The things entomologists do for the sake of their curiosity:
This past Wednesday I found myself thinking about Hollywood Horror Films while crouched along a hot sunny rock wall on the UW-Madison campus patiently waiting for one of our largest wasps to land mere inches from my face. What gives?Cicada Killers: One part cold-blooded killer, one part flying teddy bear (check out how fuzzy that thorax is!).
Part of their basic biology plays out like a B-Class horror movie: a victim is injected with an incapacitating chemical before being dragged to an underground lair and left to be eaten alive. While it sounds bizarre, this is actually fairly common in the insect world and there are many examples of wasps that paralyze their prey and haul them off to their nests in the ground to feed to their young. (One of my favorites is the Zombie-making “emerald cockroach wasp“)
At nearly two inches long, cicada killer wasps (Sphecius speciousus) are amongst our largest wasps in Wisconsin and resemble large yellowjackets. They specialize in tracking down and attacking cicadas, which the females haul back to the nests they had previously dug in patches of bare soil. Despite their “killer” habits, these insects are usually quite docile and non-aggressive towards humans. Unlike their smaller yellowjacket cousins which have a large colony to defend, cicada killers are solitary nesters. You can actually get within inches of them without provocation, although the territorial males may fly around to check you out.
Cicada killers can be common in the state and also happen to be common on the UW-Madison campus. You can often find them near some of the dorms along the Lakeshore bike path and also in the rock wall along the Linden Drive pull-off near the Nutritional Sciences Building (just in case you’re in the mood to meet them up-close and personal.)
In the mood for an actual horror movie involving giant predatory wasps? The recently released “Stung” might be perfect for you. . .
It’s not unusual for gardeners to find large caterpillars of the Tobacco Hornworm munching on their tomato or pepper plants. Hornworm caterpillars get their name from the horn-like structure at the back end of the insect and while many species of hornworm caterpillars are known from Wisconsin, the tobacco hornworm is one of the largest and can reach lengths of over 3″. If all goes well, the caterpillars eventually transform into large, grayish sphinx moths with a series of yellowish dots on the sides of the abdomen.
However, tiny parasitic wasps will sometimes kill a caterpillar before it can turn into an adult moth. Female Cotesia wasps inject eggs into a tobacco hornworm caterpillar and the developing wasp larvae live as internal parasites. At a certain point, the wasp larvae have matured and move to the outside of the caterpillar to spin silken cocoons and transform into adult wasps. Biological control in action!

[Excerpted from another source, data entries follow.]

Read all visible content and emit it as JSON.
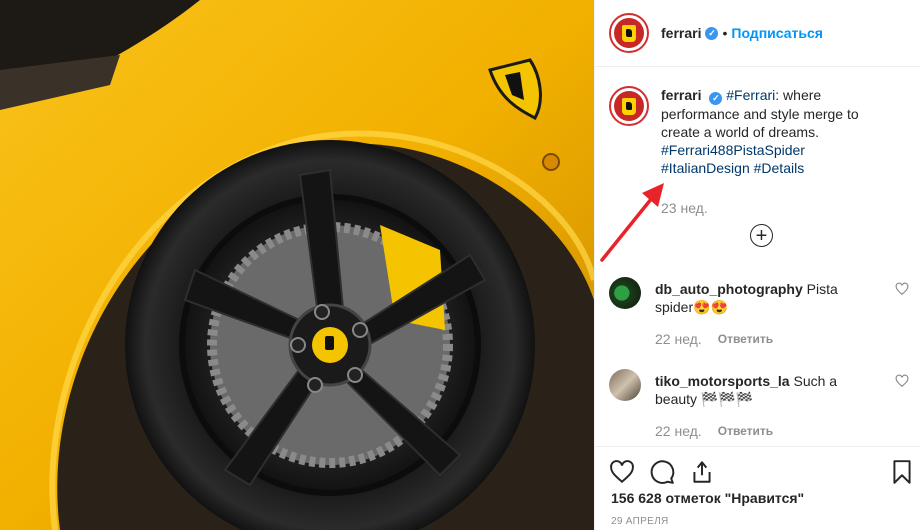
{
  "post": {
    "username": "ferrari",
    "follow_label": "Подписаться",
    "dot": "•",
    "caption_hashtag_1": "#Ferrari",
    "caption_text": ": where performance and style merge to create a world of dreams.",
    "caption_hashtag_2": "#Ferrari488PistaSpider",
    "caption_hashtag_3": "#ItalianDesign",
    "caption_hashtag_4": "#Details",
    "time": "23 нед.",
    "likes": "156 628 отметок \"Нравится\"",
    "date": "29 АПРЕЛЯ"
  },
  "comments": [
    {
      "username": "db_auto_photography",
      "text": " Pista spider😍😍",
      "time": "22 нед.",
      "reply": "Ответить"
    },
    {
      "username": "tiko_motorsports_la",
      "text": " Such a beauty 🏁🏁🏁",
      "time": "22 нед.",
      "reply": "Ответить"
    }
  ],
  "colors": {
    "accent": "#0095f6",
    "hashtag": "#00376b",
    "annotation_arrow": "#e8232a",
    "car_yellow": "#f5b800"
  },
  "icons": [
    "verified-badge",
    "heart-icon",
    "comment-icon",
    "share-icon",
    "bookmark-icon",
    "plus-circle-icon",
    "arrow-annotation"
  ]
}
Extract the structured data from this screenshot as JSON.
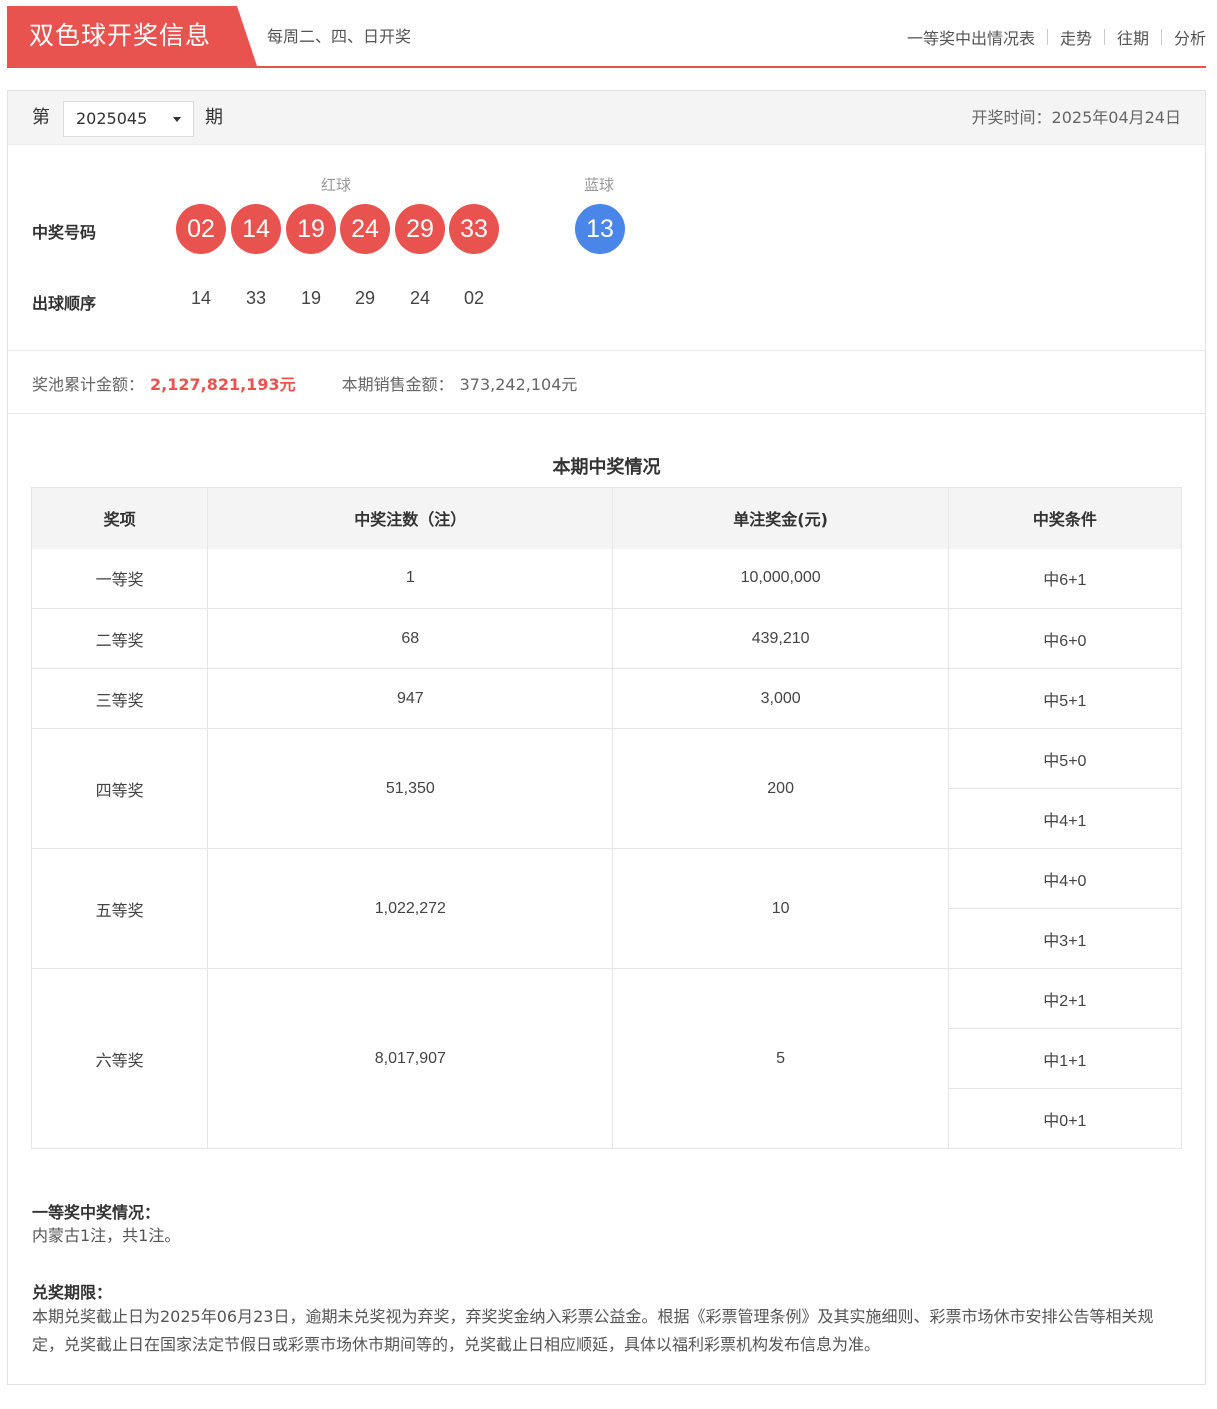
{
  "header": {
    "title": "双色球开奖信息",
    "subtitle": "每周二、四、日开奖",
    "nav": [
      "一等奖中出情况表",
      "走势",
      "往期",
      "分析"
    ]
  },
  "issue": {
    "prefix": "第",
    "value": "2025045",
    "suffix": "期",
    "draw_date_label": "开奖时间：",
    "draw_date": "2025年04月24日"
  },
  "balls": {
    "red_label": "红球",
    "blue_label": "蓝球",
    "win_label": "中奖号码",
    "order_label": "出球顺序",
    "red": [
      "02",
      "14",
      "19",
      "24",
      "29",
      "33"
    ],
    "blue": "13",
    "order": [
      "14",
      "33",
      "19",
      "29",
      "24",
      "02"
    ]
  },
  "pool": {
    "pool_label": "奖池累计金额：",
    "pool_value": "2,127,821,193元",
    "sales_label": "本期销售金额：",
    "sales_value": "373,242,104元"
  },
  "prize_table": {
    "title": "本期中奖情况",
    "headers": [
      "奖项",
      "中奖注数（注）",
      "单注奖金(元)",
      "中奖条件"
    ],
    "rows": [
      {
        "level": "一等奖",
        "count": "1",
        "amount": "10,000,000",
        "conditions": [
          "中6+1"
        ]
      },
      {
        "level": "二等奖",
        "count": "68",
        "amount": "439,210",
        "conditions": [
          "中6+0"
        ]
      },
      {
        "level": "三等奖",
        "count": "947",
        "amount": "3,000",
        "conditions": [
          "中5+1"
        ]
      },
      {
        "level": "四等奖",
        "count": "51,350",
        "amount": "200",
        "conditions": [
          "中5+0",
          "中4+1"
        ]
      },
      {
        "level": "五等奖",
        "count": "1,022,272",
        "amount": "10",
        "conditions": [
          "中4+0",
          "中3+1"
        ]
      },
      {
        "level": "六等奖",
        "count": "8,017,907",
        "amount": "5",
        "conditions": [
          "中2+1",
          "中1+1",
          "中0+1"
        ]
      }
    ]
  },
  "notes": {
    "first_prize_title": "一等奖中奖情况：",
    "first_prize_text": "内蒙古1注，共1注。",
    "deadline_title": "兑奖期限：",
    "deadline_text": "本期兑奖截止日为2025年06月23日，逾期未兑奖视为弃奖，弃奖奖金纳入彩票公益金。根据《彩票管理条例》及其实施细则、彩票市场休市安排公告等相关规定，兑奖截止日在国家法定节假日或彩票市场休市期间等的，兑奖截止日相应顺延，具体以福利彩票机构发布信息为准。"
  }
}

One of the most unusual bees I’ve ever seen was brought in by our fruit crop entomologist earlier today. Its behavior had been described as somewhat “fly-like”, although the abdomen had a color pattern that screamed “yellowjacket”. It was hairy like most bees, but possessed some unusual hook-like appendages from the tip of the abdomen. After some digging, I was able to identify the species as Anthidium manicatum, commonly known as the “European wool-carder bee”. It happens to be a European species that was introduced to the US back in the 60’s and is now widespread. The species gets its name because females collect hair-like fibers from plants to line their nests.